=== SUPPLIED MATERIAL ===
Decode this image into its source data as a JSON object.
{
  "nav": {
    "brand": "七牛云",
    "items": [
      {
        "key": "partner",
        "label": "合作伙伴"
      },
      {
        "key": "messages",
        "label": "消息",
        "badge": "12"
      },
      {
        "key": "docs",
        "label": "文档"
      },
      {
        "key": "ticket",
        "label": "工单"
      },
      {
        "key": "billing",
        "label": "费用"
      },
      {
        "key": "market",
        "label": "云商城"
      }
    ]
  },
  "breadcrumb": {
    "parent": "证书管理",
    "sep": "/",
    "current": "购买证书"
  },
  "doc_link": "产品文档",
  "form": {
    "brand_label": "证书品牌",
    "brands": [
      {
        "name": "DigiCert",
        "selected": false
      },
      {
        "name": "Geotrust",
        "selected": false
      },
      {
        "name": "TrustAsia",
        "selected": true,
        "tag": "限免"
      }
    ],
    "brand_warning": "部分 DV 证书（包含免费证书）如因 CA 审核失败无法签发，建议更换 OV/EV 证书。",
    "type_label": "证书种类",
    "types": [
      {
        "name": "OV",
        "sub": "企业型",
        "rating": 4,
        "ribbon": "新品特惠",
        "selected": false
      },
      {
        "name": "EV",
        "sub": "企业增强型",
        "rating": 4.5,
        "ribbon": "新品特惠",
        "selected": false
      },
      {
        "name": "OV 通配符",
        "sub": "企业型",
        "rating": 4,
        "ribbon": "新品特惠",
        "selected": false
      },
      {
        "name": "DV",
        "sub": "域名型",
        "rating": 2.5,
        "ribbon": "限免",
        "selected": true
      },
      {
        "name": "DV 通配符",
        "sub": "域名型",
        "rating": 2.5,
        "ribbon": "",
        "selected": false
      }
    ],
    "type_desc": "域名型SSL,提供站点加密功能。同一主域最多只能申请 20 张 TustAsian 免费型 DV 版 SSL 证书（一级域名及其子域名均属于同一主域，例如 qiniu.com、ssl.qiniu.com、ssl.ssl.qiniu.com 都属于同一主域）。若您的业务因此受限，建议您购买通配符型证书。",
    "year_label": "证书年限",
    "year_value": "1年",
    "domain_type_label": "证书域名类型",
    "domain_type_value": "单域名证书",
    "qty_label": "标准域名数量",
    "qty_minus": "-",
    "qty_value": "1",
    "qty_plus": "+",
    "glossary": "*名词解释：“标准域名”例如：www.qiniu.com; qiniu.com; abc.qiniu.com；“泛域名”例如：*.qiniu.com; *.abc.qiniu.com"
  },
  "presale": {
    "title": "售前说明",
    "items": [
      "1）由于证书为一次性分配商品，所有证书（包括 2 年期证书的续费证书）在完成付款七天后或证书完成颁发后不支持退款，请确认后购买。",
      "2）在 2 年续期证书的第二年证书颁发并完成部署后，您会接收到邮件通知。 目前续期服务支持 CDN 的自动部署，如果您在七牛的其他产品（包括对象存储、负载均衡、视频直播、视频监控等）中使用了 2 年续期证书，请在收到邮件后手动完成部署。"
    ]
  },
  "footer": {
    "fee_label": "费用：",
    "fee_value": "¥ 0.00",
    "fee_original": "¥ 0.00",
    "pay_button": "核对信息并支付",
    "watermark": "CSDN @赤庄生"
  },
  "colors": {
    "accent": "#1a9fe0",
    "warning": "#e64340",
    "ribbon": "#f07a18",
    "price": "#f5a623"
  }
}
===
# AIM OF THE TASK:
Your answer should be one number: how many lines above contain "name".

# REPLY TO THE EXERCISE:
8